**ABOUT THIS EXERCISE**
The whole listing is to be restated, character for character.

**DATA EXTRACTS**

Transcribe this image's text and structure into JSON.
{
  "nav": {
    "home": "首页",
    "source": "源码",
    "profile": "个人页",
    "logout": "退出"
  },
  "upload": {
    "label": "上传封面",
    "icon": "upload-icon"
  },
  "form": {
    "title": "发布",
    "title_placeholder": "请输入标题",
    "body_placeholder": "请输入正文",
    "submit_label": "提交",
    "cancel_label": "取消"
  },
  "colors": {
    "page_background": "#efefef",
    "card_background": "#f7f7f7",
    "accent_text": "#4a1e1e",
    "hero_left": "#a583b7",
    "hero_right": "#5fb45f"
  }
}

**TASK RESULT**
Transcribe this image's text and structure into JSON.
{
  "nav": {
    "home": "首页",
    "source": "源码",
    "profile": "个人页",
    "logout": "退出"
  },
  "upload": {
    "label": "上传封面",
    "icon": "upload-icon"
  },
  "form": {
    "title": "发布",
    "title_placeholder": "请输入标题",
    "body_placeholder": "请输入正文",
    "submit_label": "提交",
    "cancel_label": "取消"
  },
  "colors": {
    "page_background": "#efefef",
    "card_background": "#f7f7f7",
    "accent_text": "#4a1e1e",
    "hero_left": "#a583b7",
    "hero_right": "#5fb45f"
  }
}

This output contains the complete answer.